This project is a collaboration between Drs. David Myrold and Peter Bottomley of Oregon State University and Dr. Jennifer Pett-Ridge of the Lawrence Livermore National Laboratory. It is supported by the National Science Foundation.

Linking microbial community structure to specific functions of the N cycle has been a long-standing quest of soil microbial ecologists. Recent developments combining the use of stable isotopes with molecular tools (i.e., stable isotope probing, SIP) have made this quest achievable in a qualitative sense. The proposed research will couple a new, high-sensitivity SIP method (Chip-SIP), which uses NanoSIMS isotopic imaging to quantitatively measure incorporation of 15N substrates into microbial rRNA hybridized to a phylogenetic microarray, with the well-established method of 15N isotope dilution to measure N cycling rates in soil.

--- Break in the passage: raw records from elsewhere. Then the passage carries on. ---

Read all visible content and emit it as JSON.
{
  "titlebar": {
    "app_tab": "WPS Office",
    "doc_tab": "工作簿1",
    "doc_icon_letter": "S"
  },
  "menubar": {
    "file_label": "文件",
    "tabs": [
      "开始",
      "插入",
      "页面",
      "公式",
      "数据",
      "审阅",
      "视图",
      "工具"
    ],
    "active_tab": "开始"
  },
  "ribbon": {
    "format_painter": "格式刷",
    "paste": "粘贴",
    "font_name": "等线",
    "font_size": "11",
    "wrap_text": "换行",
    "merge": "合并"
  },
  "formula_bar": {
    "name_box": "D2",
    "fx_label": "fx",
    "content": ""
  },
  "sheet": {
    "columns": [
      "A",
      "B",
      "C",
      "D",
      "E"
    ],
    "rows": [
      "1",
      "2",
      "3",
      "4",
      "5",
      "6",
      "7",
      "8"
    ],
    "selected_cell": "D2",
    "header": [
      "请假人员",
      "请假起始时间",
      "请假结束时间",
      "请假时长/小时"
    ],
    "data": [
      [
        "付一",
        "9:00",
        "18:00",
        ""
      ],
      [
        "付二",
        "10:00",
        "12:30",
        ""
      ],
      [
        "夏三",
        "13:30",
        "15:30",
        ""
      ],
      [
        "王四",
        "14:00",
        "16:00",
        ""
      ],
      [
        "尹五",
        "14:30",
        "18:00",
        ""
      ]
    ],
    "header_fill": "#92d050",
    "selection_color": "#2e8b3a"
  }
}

This approach will enable the identification of the different functional groups (and specific taxa within those functional groups) associated with organic N consumption and mineralization, inorganic NH4+ and NO3- consumption, and the interactions among microbial taxa that process N in soil. The functional groups we are interested in examining are heterotrophic bacteria and archaea, saprotrophic and mycorrhizal fungi, and AOA and AOB.


  1. Utilization of N from organic and inorganic sources varies both across and within microbial functional groups.
  2. Suppression of one or more functional groups will alter how taxa of the remaining groups process N over a range of N availability.


To test the first hypothesis, N utilization will be determined in four soils by adding tracer levels (low concentrations, high enrichments) of 15N-labeled substrates (15N,13C-glycine, 15NH4+, or 15NO3-), and then using isotope dilution to calculate gross process rates (mineralization, immobilization, nitrification) and Chip-SIP to identify active (N-assimilating) microorganisms. The second hypothesis will tested in a manipulative experiment, where one or more functional groups will be suppressed (e.g., severing roots, adding group-specific inhibitors), and processing of 15N-labeled substrates will be measured after a short incubation period.